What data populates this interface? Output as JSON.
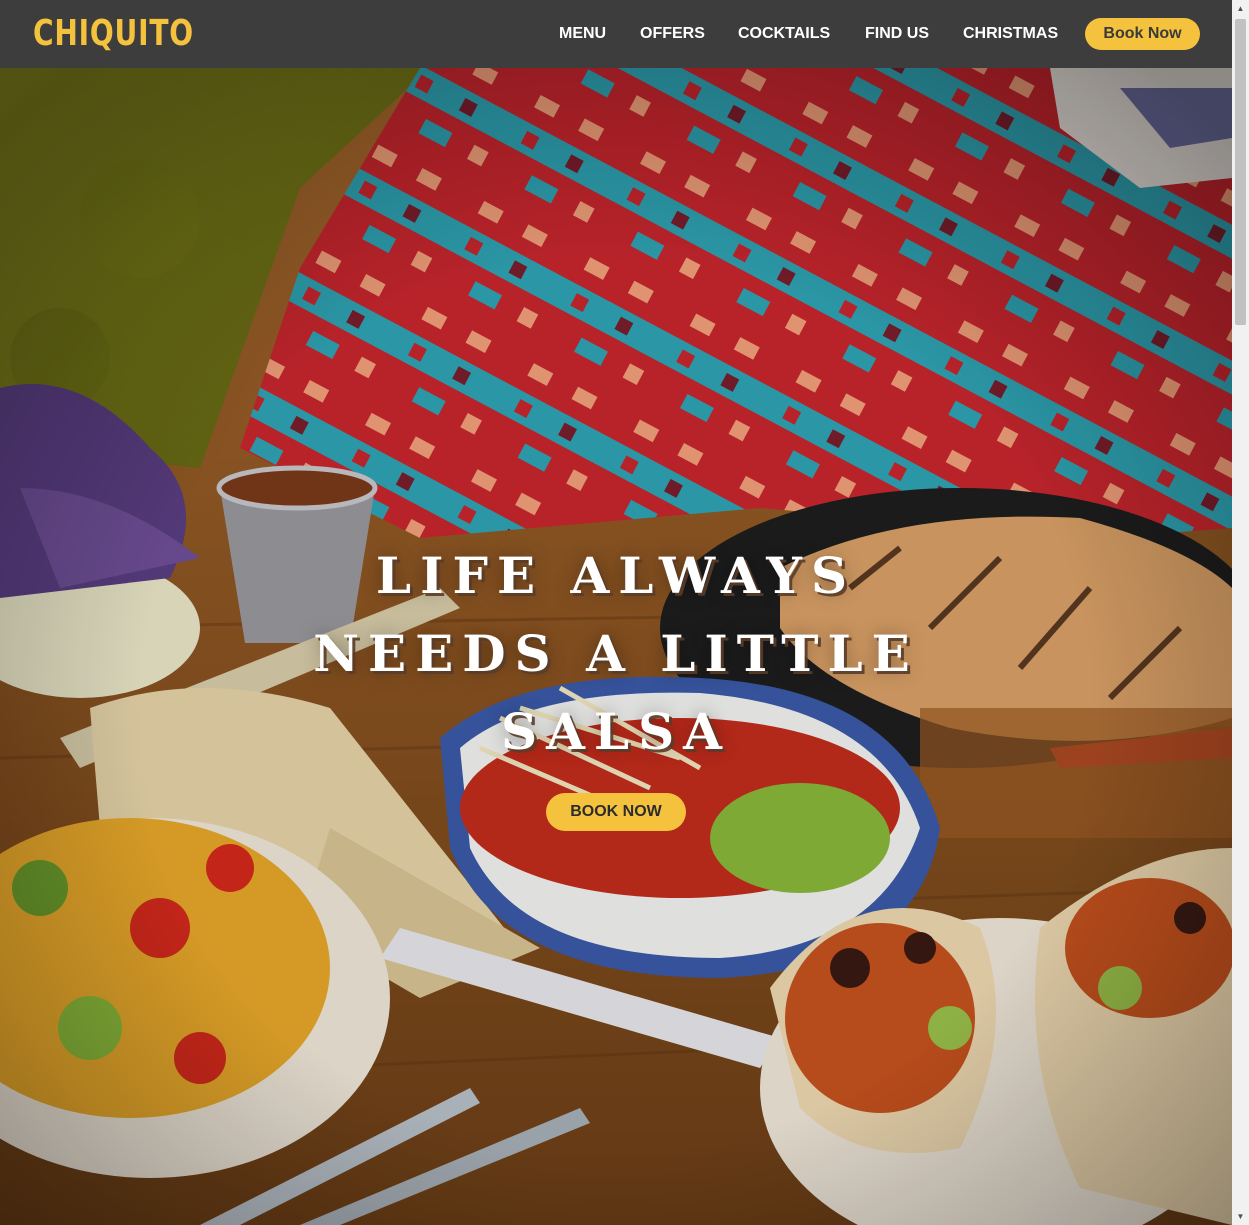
{
  "header": {
    "logo_text": "CHIQUITO",
    "nav": [
      {
        "label": "MENU"
      },
      {
        "label": "OFFERS"
      },
      {
        "label": "COCKTAILS"
      },
      {
        "label": "FIND US"
      },
      {
        "label": "CHRISTMAS"
      }
    ],
    "book_label": "Book Now"
  },
  "hero": {
    "headline_lines": [
      "LIFE ALWAYS",
      "NEEDS A LITTLE",
      "SALSA"
    ],
    "cta_label": "BOOK NOW"
  },
  "colors": {
    "brand_yellow": "#f5c23e",
    "header_bg": "#3d3d3d"
  }
}
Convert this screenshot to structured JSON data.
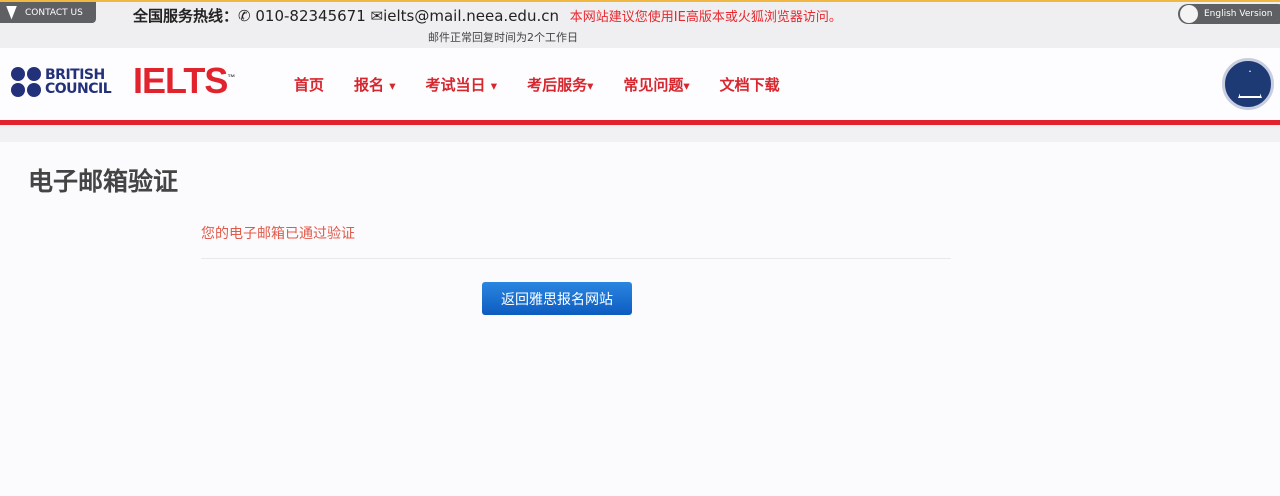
{
  "topbar": {
    "contact_label": "CONTACT US",
    "hotline_label": "全国服务热线：",
    "phone": "010-82345671",
    "email": "ielts@mail.neea.edu.cn",
    "browser_notice": "本网站建议您使用IE高版本或火狐浏览器访问。",
    "reply_note": "邮件正常回复时间为2个工作日",
    "english_version": "English Version"
  },
  "brand": {
    "british_council_line1": "BRITISH",
    "british_council_line2": "COUNCIL",
    "ielts": "IELTS",
    "tm": "™"
  },
  "nav": [
    {
      "label": "首页",
      "dropdown": false
    },
    {
      "label": "报名",
      "dropdown": true
    },
    {
      "label": "考试当日",
      "dropdown": true
    },
    {
      "label": "考后服务",
      "dropdown": true
    },
    {
      "label": "常见问题",
      "dropdown": true
    },
    {
      "label": "文档下载",
      "dropdown": false
    }
  ],
  "main": {
    "title": "电子邮箱验证",
    "message": "您的电子邮箱已通过验证",
    "return_button": "返回雅思报名网站"
  },
  "colors": {
    "accent_red": "#e0232c",
    "button_blue": "#1a6fd0",
    "brand_navy": "#23307a"
  }
}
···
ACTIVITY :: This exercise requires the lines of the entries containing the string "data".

FINAL ANSWER ::
What data populates this interface? Output as JSON.
Convert this screenshot to structured JSON data.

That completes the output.